Records from a collection
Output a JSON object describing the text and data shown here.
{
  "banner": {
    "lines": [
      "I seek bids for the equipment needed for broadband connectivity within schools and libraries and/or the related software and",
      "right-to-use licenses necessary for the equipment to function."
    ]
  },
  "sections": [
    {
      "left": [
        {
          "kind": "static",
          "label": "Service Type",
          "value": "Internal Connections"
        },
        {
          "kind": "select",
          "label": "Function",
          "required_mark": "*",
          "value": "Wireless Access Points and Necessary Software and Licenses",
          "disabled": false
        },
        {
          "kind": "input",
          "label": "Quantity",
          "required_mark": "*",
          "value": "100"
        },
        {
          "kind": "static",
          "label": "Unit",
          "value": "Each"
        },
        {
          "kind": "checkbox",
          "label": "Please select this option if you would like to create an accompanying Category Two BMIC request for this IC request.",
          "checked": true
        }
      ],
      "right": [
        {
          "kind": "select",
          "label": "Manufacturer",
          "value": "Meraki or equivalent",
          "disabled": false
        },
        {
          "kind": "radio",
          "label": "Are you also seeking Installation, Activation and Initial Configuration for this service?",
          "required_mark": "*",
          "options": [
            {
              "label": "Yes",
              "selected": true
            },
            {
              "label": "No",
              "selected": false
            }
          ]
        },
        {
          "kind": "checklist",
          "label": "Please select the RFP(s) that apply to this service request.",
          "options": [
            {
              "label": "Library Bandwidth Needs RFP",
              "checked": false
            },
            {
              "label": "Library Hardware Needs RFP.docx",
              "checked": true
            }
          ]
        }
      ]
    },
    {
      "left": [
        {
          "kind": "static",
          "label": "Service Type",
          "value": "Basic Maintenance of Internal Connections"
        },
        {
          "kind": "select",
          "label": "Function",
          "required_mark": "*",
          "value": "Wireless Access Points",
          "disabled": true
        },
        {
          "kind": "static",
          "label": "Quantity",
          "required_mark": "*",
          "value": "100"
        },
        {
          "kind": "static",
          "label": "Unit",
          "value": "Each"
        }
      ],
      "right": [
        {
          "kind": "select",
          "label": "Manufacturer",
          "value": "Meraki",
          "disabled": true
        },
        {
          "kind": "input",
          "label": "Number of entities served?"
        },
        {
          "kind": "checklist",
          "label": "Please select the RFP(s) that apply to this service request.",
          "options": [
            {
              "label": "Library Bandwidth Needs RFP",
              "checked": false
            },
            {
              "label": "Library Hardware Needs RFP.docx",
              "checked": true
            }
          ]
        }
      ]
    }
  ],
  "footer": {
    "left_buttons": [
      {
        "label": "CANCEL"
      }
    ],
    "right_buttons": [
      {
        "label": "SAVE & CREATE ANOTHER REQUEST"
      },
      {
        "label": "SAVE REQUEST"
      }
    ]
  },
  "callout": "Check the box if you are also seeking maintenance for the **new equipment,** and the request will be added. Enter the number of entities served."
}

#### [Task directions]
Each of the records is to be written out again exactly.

#### [Task response]
Output a JSON object describing the text and data shown here.
{
  "banner": {
    "lines": [
      "I seek bids for the equipment needed for broadband connectivity within schools and libraries and/or the related software and",
      "right-to-use licenses necessary for the equipment to function."
    ]
  },
  "sections": [
    {
      "left": [
        {
          "kind": "static",
          "label": "Service Type",
          "value": "Internal Connections"
        },
        {
          "kind": "select",
          "label": "Function",
          "required_mark": "*",
          "value": "Wireless Access Points and Necessary Software and Licenses",
          "disabled": false
        },
        {
          "kind": "input",
          "label": "Quantity",
          "required_mark": "*",
          "value": "100"
        },
        {
          "kind": "static",
          "label": "Unit",
          "value": "Each"
        },
        {
          "kind": "checkbox",
          "label": "Please select this option if you would like to create an accompanying Category Two BMIC request for this IC request.",
          "checked": true
        }
      ],
      "right": [
        {
          "kind": "select",
          "label": "Manufacturer",
          "value": "Meraki or equivalent",
          "disabled": false
        },
        {
          "kind": "radio",
          "label": "Are you also seeking Installation, Activation and Initial Configuration for this service?",
          "required_mark": "*",
          "options": [
            {
              "label": "Yes",
              "selected": true
            },
            {
              "label": "No",
              "selected": false
            }
          ]
        },
        {
          "kind": "checklist",
          "label": "Please select the RFP(s) that apply to this service request.",
          "options": [
            {
              "label": "Library Bandwidth Needs RFP",
              "checked": false
            },
            {
              "label": "Library Hardware Needs RFP.docx",
              "checked": true
            }
          ]
        }
      ]
    },
    {
      "left": [
        {
          "kind": "static",
          "label": "Service Type",
          "value": "Basic Maintenance of Internal Connections"
        },
        {
          "kind": "select",
          "label": "Function",
          "required_mark": "*",
          "value": "Wireless Access Points",
          "disabled": true
        },
        {
          "kind": "static",
          "label": "Quantity",
          "required_mark": "*",
          "value": "100"
        },
        {
          "kind": "static",
          "label": "Unit",
          "value": "Each"
        }
      ],
      "right": [
        {
          "kind": "select",
          "label": "Manufacturer",
          "value": "Meraki",
          "disabled": true
        },
        {
          "kind": "input",
          "label": "Number of entities served?"
        },
        {
          "kind": "checklist",
          "label": "Please select the RFP(s) that apply to this service request.",
          "options": [
            {
              "label": "Library Bandwidth Needs RFP",
              "checked": false
            },
            {
              "label": "Library Hardware Needs RFP.docx",
              "checked": true
            }
          ]
        }
      ]
    }
  ],
  "footer": {
    "left_buttons": [
      {
        "label": "CANCEL"
      }
    ],
    "right_buttons": [
      {
        "label": "SAVE & CREATE ANOTHER REQUEST"
      },
      {
        "label": "SAVE REQUEST"
      }
    ]
  },
  "callout": "Check the box if you are also seeking maintenance for the **new equipment,** and the request will be added. Enter the number of entities served."
}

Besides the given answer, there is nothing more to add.